- SUPPLIED DATA -

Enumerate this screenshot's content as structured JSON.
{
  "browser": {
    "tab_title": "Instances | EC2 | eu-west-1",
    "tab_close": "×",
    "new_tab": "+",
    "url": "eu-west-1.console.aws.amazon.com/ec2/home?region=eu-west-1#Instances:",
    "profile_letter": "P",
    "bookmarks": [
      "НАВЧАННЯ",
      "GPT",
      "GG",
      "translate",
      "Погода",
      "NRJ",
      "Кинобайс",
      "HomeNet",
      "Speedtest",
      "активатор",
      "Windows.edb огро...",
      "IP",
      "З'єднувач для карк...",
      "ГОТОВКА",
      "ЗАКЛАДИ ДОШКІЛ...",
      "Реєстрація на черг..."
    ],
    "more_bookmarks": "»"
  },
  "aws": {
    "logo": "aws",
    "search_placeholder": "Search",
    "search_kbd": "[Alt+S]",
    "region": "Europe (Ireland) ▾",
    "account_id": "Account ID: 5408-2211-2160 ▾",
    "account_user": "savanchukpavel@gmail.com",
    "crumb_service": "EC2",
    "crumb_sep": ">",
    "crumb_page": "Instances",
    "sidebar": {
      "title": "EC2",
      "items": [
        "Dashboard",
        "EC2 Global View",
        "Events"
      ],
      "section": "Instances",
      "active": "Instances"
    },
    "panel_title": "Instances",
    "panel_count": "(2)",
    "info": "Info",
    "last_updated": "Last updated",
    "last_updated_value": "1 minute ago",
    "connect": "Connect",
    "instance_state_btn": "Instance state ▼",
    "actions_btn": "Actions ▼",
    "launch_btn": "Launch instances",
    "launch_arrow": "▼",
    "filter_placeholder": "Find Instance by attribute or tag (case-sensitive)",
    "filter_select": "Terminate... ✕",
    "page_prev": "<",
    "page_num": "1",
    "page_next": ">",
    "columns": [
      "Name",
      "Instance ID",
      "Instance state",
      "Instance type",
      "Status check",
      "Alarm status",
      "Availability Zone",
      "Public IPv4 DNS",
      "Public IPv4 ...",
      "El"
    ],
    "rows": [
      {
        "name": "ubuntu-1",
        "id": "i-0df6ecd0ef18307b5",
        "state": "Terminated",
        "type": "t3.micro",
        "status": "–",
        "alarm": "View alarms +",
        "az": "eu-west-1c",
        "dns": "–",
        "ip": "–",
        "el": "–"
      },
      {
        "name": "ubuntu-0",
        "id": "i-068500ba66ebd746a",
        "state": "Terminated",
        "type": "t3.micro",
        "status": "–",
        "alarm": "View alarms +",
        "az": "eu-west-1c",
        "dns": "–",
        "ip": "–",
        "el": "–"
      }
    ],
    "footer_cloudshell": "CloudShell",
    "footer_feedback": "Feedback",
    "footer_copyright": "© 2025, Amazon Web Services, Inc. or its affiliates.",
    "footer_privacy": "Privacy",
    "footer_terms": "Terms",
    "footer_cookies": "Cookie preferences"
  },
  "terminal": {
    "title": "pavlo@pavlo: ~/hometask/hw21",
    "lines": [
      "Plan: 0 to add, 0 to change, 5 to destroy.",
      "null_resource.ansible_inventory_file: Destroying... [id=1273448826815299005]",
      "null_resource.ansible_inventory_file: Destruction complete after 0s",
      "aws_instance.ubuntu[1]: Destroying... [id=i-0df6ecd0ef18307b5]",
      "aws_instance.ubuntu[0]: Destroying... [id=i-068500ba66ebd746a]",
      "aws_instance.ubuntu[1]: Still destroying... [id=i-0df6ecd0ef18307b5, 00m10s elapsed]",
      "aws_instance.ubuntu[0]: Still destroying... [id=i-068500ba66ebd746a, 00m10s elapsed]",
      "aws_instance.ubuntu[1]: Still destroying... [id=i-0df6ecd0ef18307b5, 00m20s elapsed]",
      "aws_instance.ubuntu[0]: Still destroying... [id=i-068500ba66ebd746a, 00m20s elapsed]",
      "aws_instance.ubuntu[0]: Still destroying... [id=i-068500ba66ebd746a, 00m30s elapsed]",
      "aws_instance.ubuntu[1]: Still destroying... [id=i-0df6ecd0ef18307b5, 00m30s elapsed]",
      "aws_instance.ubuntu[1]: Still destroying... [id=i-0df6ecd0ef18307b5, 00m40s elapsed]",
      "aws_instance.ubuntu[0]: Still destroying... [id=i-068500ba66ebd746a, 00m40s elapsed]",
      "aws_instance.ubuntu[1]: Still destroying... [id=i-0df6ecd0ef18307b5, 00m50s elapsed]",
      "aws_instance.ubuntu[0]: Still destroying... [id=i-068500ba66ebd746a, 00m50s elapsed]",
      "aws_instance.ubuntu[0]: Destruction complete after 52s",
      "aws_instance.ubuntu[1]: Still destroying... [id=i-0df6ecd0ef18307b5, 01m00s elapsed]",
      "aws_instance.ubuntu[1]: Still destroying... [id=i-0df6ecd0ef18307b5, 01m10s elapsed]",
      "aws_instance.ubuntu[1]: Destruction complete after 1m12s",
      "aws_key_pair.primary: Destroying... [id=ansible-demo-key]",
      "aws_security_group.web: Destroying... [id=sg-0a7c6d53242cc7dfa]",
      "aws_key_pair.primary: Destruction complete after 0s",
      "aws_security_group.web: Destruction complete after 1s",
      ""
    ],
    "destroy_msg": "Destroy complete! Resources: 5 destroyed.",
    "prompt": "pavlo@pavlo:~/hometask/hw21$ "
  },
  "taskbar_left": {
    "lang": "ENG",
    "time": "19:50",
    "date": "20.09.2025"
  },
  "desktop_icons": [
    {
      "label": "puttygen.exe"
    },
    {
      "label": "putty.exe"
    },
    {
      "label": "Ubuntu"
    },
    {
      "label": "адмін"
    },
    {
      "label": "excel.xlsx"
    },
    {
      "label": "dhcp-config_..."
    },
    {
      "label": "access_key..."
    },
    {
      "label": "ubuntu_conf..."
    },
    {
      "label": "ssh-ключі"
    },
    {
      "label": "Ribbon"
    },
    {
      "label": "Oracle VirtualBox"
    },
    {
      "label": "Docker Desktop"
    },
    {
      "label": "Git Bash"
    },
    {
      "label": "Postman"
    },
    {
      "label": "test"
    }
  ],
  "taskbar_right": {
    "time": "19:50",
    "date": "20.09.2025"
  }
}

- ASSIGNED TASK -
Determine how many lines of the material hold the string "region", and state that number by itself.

- SOLUTION -
2